→ **Task statement**:
Leave every picture out, and write out the remaining entries exactly.

→ **Data for processing**:
========
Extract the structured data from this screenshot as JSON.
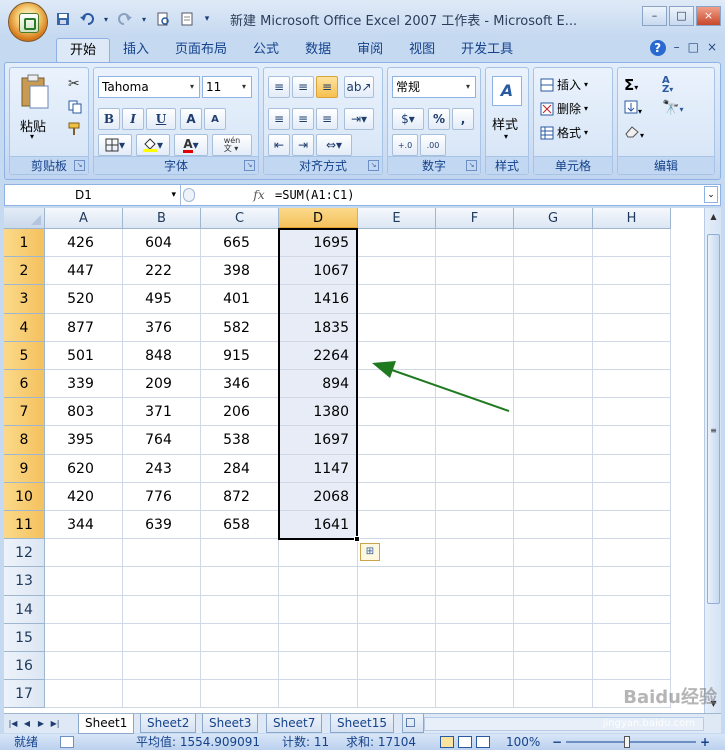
{
  "window": {
    "title": "新建 Microsoft Office Excel 2007 工作表 - Microsoft E...",
    "controls": [
      "–",
      "□",
      "×"
    ]
  },
  "quick_access": {
    "more": "▾"
  },
  "ribbon_tabs": [
    "开始",
    "插入",
    "页面布局",
    "公式",
    "数据",
    "审阅",
    "视图",
    "开发工具"
  ],
  "active_tab": "开始",
  "help": {
    "icon": "?",
    "min": "–",
    "restore": "□",
    "close": "×"
  },
  "ribbon": {
    "clipboard": {
      "label": "剪贴板",
      "paste": "粘贴"
    },
    "font": {
      "label": "字体",
      "name": "Tahoma",
      "size": "11",
      "bold": "B",
      "italic": "I",
      "underline": "U",
      "grow": "A",
      "shrink": "A",
      "color": "A",
      "wen": "wén\n文"
    },
    "alignment": {
      "label": "对齐方式"
    },
    "number": {
      "label": "数字",
      "format": "常规",
      "percent": "%",
      "comma": ",",
      "inc": "+.0\n.00",
      "dec": ".00\n+.0"
    },
    "styles": {
      "label": "样式",
      "button": "样式"
    },
    "cells": {
      "label": "单元格",
      "insert": "插入",
      "delete": "删除",
      "format": "格式"
    },
    "editing": {
      "label": "编辑",
      "sigma": "Σ",
      "sort": "A Z",
      "find": "A"
    }
  },
  "formula_bar": {
    "name_box": "D1",
    "fx": "fx",
    "formula": "=SUM(A1:C1)"
  },
  "columns": [
    "A",
    "B",
    "C",
    "D",
    "E",
    "F",
    "G",
    "H"
  ],
  "rows": [
    "1",
    "2",
    "3",
    "4",
    "5",
    "6",
    "7",
    "8",
    "9",
    "10",
    "11",
    "12",
    "13",
    "14",
    "15",
    "16",
    "17"
  ],
  "data": [
    [
      "426",
      "604",
      "665",
      "1695"
    ],
    [
      "447",
      "222",
      "398",
      "1067"
    ],
    [
      "520",
      "495",
      "401",
      "1416"
    ],
    [
      "877",
      "376",
      "582",
      "1835"
    ],
    [
      "501",
      "848",
      "915",
      "2264"
    ],
    [
      "339",
      "209",
      "346",
      "894"
    ],
    [
      "803",
      "371",
      "206",
      "1380"
    ],
    [
      "395",
      "764",
      "538",
      "1697"
    ],
    [
      "620",
      "243",
      "284",
      "1147"
    ],
    [
      "420",
      "776",
      "872",
      "2068"
    ],
    [
      "344",
      "639",
      "658",
      "1641"
    ]
  ],
  "sheets": [
    "Sheet1",
    "Sheet2",
    "Sheet3",
    "Sheet7",
    "Sheet15"
  ],
  "active_sheet": "Sheet1",
  "status": {
    "ready": "就绪",
    "average": "平均值: 1554.909091",
    "count": "计数: 11",
    "sum": "求和: 17104",
    "zoom": "100%"
  },
  "watermark": {
    "logo": "Baidu经验",
    "url": "jingyan.baidu.com"
  },
  "colors": {
    "accent": "#15428b",
    "selected_header": "#f4c15d",
    "arrow": "#1f7a1f"
  }
}
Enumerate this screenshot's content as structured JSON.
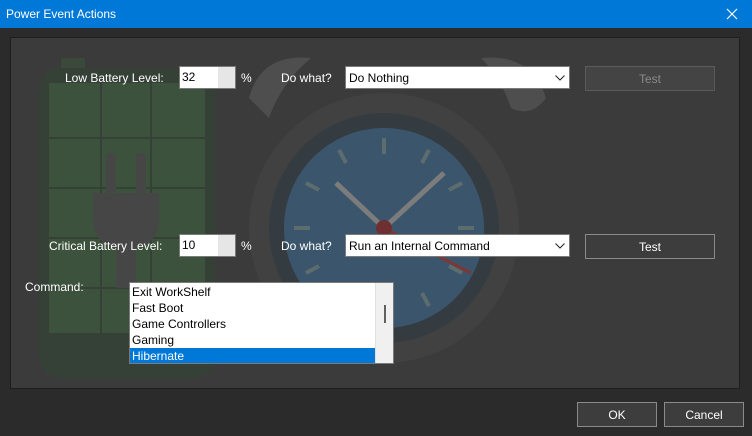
{
  "window": {
    "title": "Power Event Actions"
  },
  "low_battery": {
    "label": "Low Battery Level:",
    "value": "32",
    "unit": "%",
    "do_what_label": "Do what?",
    "action": "Do Nothing",
    "test_label": "Test"
  },
  "critical_battery": {
    "label": "Critical Battery Level:",
    "value": "10",
    "unit": "%",
    "do_what_label": "Do what?",
    "action": "Run an Internal Command",
    "test_label": "Test"
  },
  "command": {
    "label": "Command:",
    "items": [
      "Exit WorkShelf",
      "Fast Boot",
      "Game Controllers",
      "Gaming",
      "Hibernate"
    ],
    "selected": "Hibernate"
  },
  "footer": {
    "ok_label": "OK",
    "cancel_label": "Cancel"
  }
}
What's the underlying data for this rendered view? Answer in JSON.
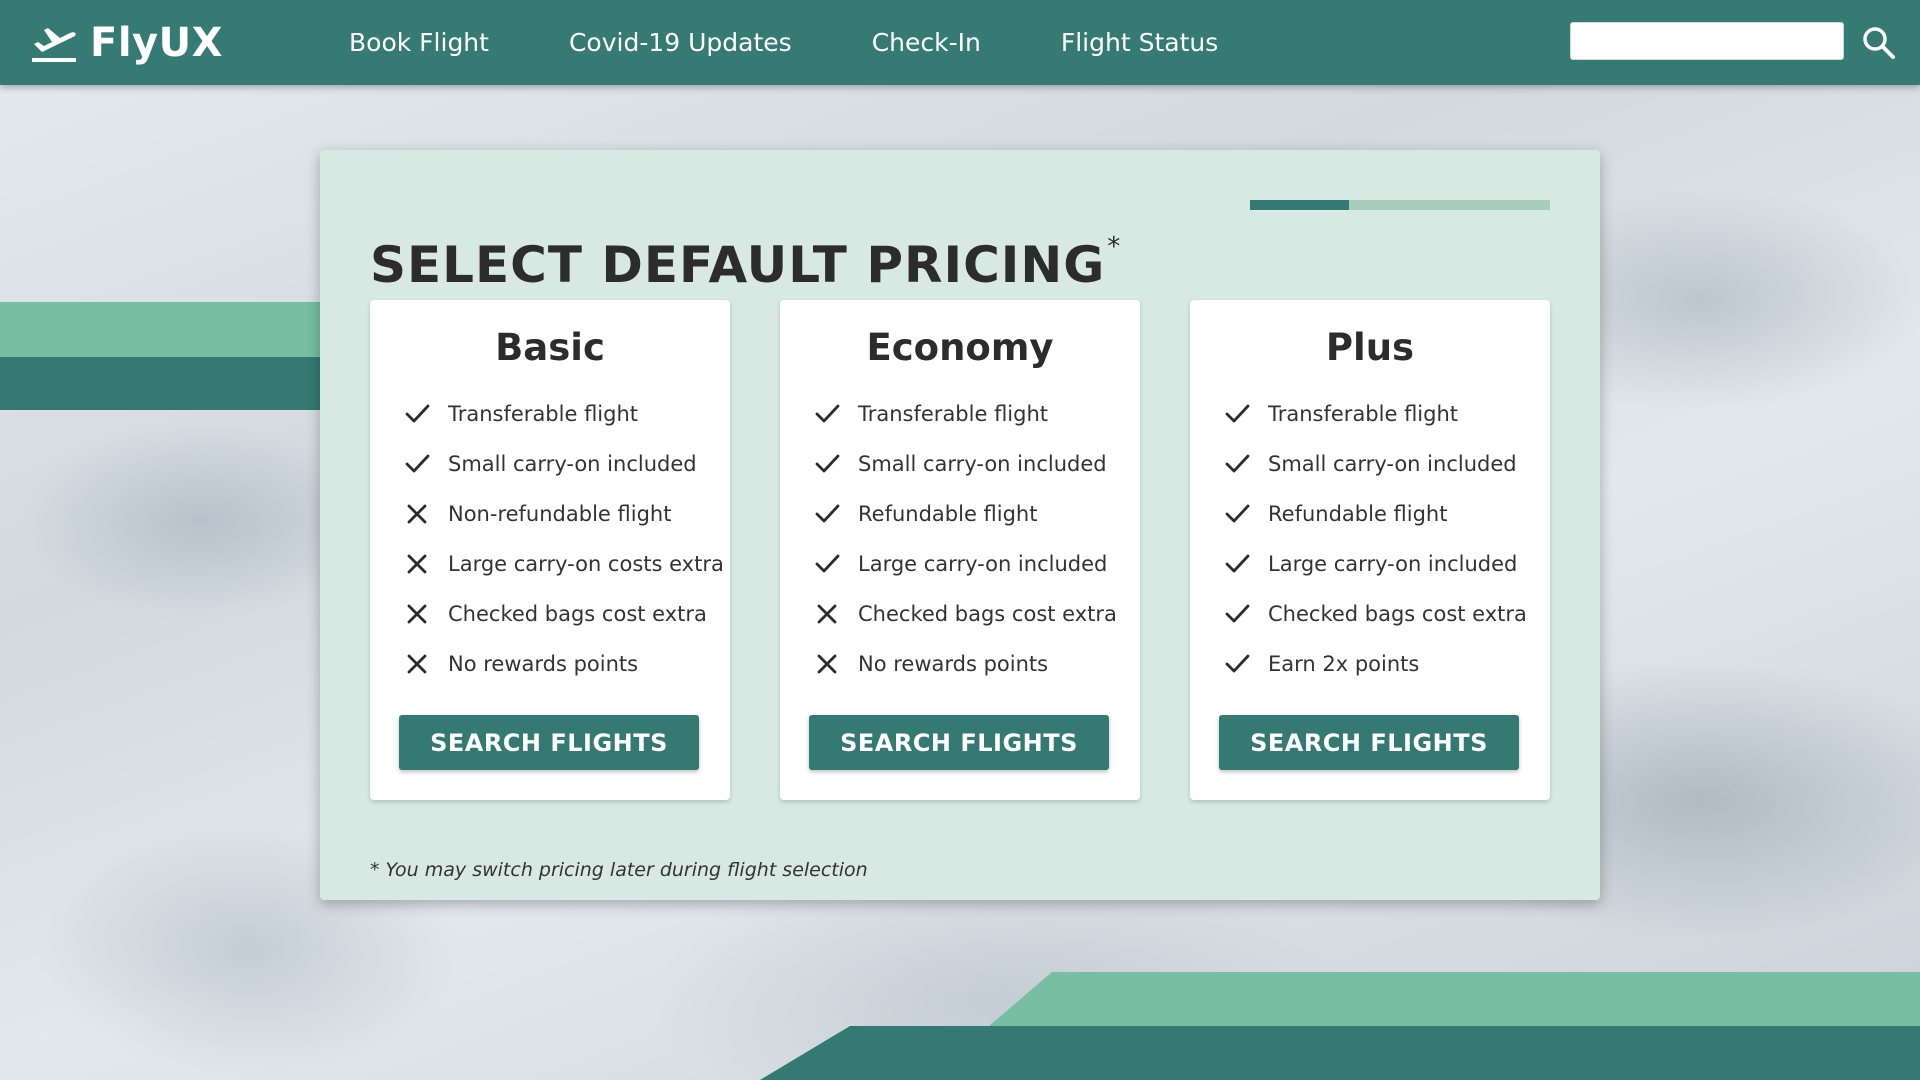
{
  "nav": {
    "brand": "FlyUX",
    "links": [
      "Book Flight",
      "Covid-19 Updates",
      "Check-In",
      "Flight Status"
    ],
    "search_value": ""
  },
  "colors": {
    "primary": "#357a73",
    "accent_light": "#76bea4",
    "panel_bg": "#d8e9e3"
  },
  "panel": {
    "title": "SELECT DEFAULT PRICING",
    "title_mark": "*",
    "progress": 0.33,
    "footnote": "* You may switch pricing later during flight selection"
  },
  "plans": [
    {
      "name": "Basic",
      "button": "SEARCH FLIGHTS",
      "features": [
        {
          "text": "Transferable flight",
          "included": true
        },
        {
          "text": "Small carry-on included",
          "included": true
        },
        {
          "text": "Non-refundable flight",
          "included": false
        },
        {
          "text": "Large carry-on costs extra",
          "included": false
        },
        {
          "text": "Checked bags cost extra",
          "included": false
        },
        {
          "text": "No rewards points",
          "included": false
        }
      ]
    },
    {
      "name": "Economy",
      "button": "SEARCH FLIGHTS",
      "features": [
        {
          "text": "Transferable flight",
          "included": true
        },
        {
          "text": "Small carry-on included",
          "included": true
        },
        {
          "text": "Refundable flight",
          "included": true
        },
        {
          "text": "Large carry-on included",
          "included": true
        },
        {
          "text": "Checked bags cost extra",
          "included": false
        },
        {
          "text": "No rewards points",
          "included": false
        }
      ]
    },
    {
      "name": "Plus",
      "button": "SEARCH FLIGHTS",
      "features": [
        {
          "text": "Transferable flight",
          "included": true
        },
        {
          "text": "Small carry-on included",
          "included": true
        },
        {
          "text": "Refundable flight",
          "included": true
        },
        {
          "text": "Large carry-on included",
          "included": true
        },
        {
          "text": "Checked bags cost extra",
          "included": true
        },
        {
          "text": "Earn 2x points",
          "included": true
        }
      ]
    }
  ]
}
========
→ **Answer to the exercise**:
Extract the structured data from this screenshot as JSON.
{
  "window": {
    "title": "新建 Microsoft Office Excel 2007 工作表 - Microsoft E...",
    "controls": [
      "–",
      "□",
      "×"
    ]
  },
  "quick_access": {
    "more": "▾"
  },
  "ribbon_tabs": [
    "开始",
    "插入",
    "页面布局",
    "公式",
    "数据",
    "审阅",
    "视图",
    "开发工具"
  ],
  "active_tab": "开始",
  "help": {
    "icon": "?",
    "min": "–",
    "restore": "□",
    "close": "×"
  },
  "ribbon": {
    "clipboard": {
      "label": "剪贴板",
      "paste": "粘贴"
    },
    "font": {
      "label": "字体",
      "name": "Tahoma",
      "size": "11",
      "bold": "B",
      "italic": "I",
      "underline": "U",
      "grow": "A",
      "shrink": "A",
      "color": "A",
      "wen": "wén\n文"
    },
    "alignment": {
      "label": "对齐方式"
    },
    "number": {
      "label": "数字",
      "format": "常规",
      "percent": "%",
      "comma": ",",
      "inc": "+.0\n.00",
      "dec": ".00\n+.0"
    },
    "styles": {
      "label": "样式",
      "button": "样式"
    },
    "cells": {
      "label": "单元格",
      "insert": "插入",
      "delete": "删除",
      "format": "格式"
    },
    "editing": {
      "label": "编辑",
      "sigma": "Σ",
      "sort": "A Z",
      "find": "A"
    }
  },
  "formula_bar": {
    "name_box": "D1",
    "fx": "fx",
    "formula": "=SUM(A1:C1)"
  },
  "columns": [
    "A",
    "B",
    "C",
    "D",
    "E",
    "F",
    "G",
    "H"
  ],
  "rows": [
    "1",
    "2",
    "3",
    "4",
    "5",
    "6",
    "7",
    "8",
    "9",
    "10",
    "11",
    "12",
    "13",
    "14",
    "15",
    "16",
    "17"
  ],
  "data": [
    [
      "426",
      "604",
      "665",
      "1695"
    ],
    [
      "447",
      "222",
      "398",
      "1067"
    ],
    [
      "520",
      "495",
      "401",
      "1416"
    ],
    [
      "877",
      "376",
      "582",
      "1835"
    ],
    [
      "501",
      "848",
      "915",
      "2264"
    ],
    [
      "339",
      "209",
      "346",
      "894"
    ],
    [
      "803",
      "371",
      "206",
      "1380"
    ],
    [
      "395",
      "764",
      "538",
      "1697"
    ],
    [
      "620",
      "243",
      "284",
      "1147"
    ],
    [
      "420",
      "776",
      "872",
      "2068"
    ],
    [
      "344",
      "639",
      "658",
      "1641"
    ]
  ],
  "sheets": [
    "Sheet1",
    "Sheet2",
    "Sheet3",
    "Sheet7",
    "Sheet15"
  ],
  "active_sheet": "Sheet1",
  "status": {
    "ready": "就绪",
    "average": "平均值: 1554.909091",
    "count": "计数: 11",
    "sum": "求和: 17104",
    "zoom": "100%"
  },
  "watermark": {
    "logo": "Baidu经验",
    "url": "jingyan.baidu.com"
  },
  "colors": {
    "accent": "#15428b",
    "selected_header": "#f4c15d",
    "arrow": "#1f7a1f"
  }
}
Enumerate this screenshot's content as structured JSON.
{
  "window": {
    "title": "Power Event Actions"
  },
  "low_battery": {
    "label": "Low Battery Level:",
    "value": "32",
    "unit": "%",
    "do_what_label": "Do what?",
    "action": "Do Nothing",
    "test_label": "Test"
  },
  "critical_battery": {
    "label": "Critical Battery Level:",
    "value": "10",
    "unit": "%",
    "do_what_label": "Do what?",
    "action": "Run an Internal Command",
    "test_label": "Test"
  },
  "command": {
    "label": "Command:",
    "items": [
      "Exit WorkShelf",
      "Fast Boot",
      "Game Controllers",
      "Gaming",
      "Hibernate"
    ],
    "selected": "Hibernate"
  },
  "footer": {
    "ok_label": "OK",
    "cancel_label": "Cancel"
  }
}
What's the underlying data for this rendered view? Answer in JSON.
{
  "nav": {
    "brand": "FlyUX",
    "links": [
      "Book Flight",
      "Covid-19 Updates",
      "Check-In",
      "Flight Status"
    ],
    "search_value": ""
  },
  "colors": {
    "primary": "#357a73",
    "accent_light": "#76bea4",
    "panel_bg": "#d8e9e3"
  },
  "panel": {
    "title": "SELECT DEFAULT PRICING",
    "title_mark": "*",
    "progress": 0.33,
    "footnote": "* You may switch pricing later during flight selection"
  },
  "plans": [
    {
      "name": "Basic",
      "button": "SEARCH FLIGHTS",
      "features": [
        {
          "text": "Transferable flight",
          "included": true
        },
        {
          "text": "Small carry-on included",
          "included": true
        },
        {
          "text": "Non-refundable flight",
          "included": false
        },
        {
          "text": "Large carry-on costs extra",
          "included": false
        },
        {
          "text": "Checked bags cost extra",
          "included": false
        },
        {
          "text": "No rewards points",
          "included": false
        }
      ]
    },
    {
      "name": "Economy",
      "button": "SEARCH FLIGHTS",
      "features": [
        {
          "text": "Transferable flight",
          "included": true
        },
        {
          "text": "Small carry-on included",
          "included": true
        },
        {
          "text": "Refundable flight",
          "included": true
        },
        {
          "text": "Large carry-on included",
          "included": true
        },
        {
          "text": "Checked bags cost extra",
          "included": false
        },
        {
          "text": "No rewards points",
          "included": false
        }
      ]
    },
    {
      "name": "Plus",
      "button": "SEARCH FLIGHTS",
      "features": [
        {
          "text": "Transferable flight",
          "included": true
        },
        {
          "text": "Small carry-on included",
          "included": true
        },
        {
          "text": "Refundable flight",
          "included": true
        },
        {
          "text": "Large carry-on included",
          "included": true
        },
        {
          "text": "Checked bags cost extra",
          "included": true
        },
        {
          "text": "Earn 2x points",
          "included": true
        }
      ]
    }
  ]
}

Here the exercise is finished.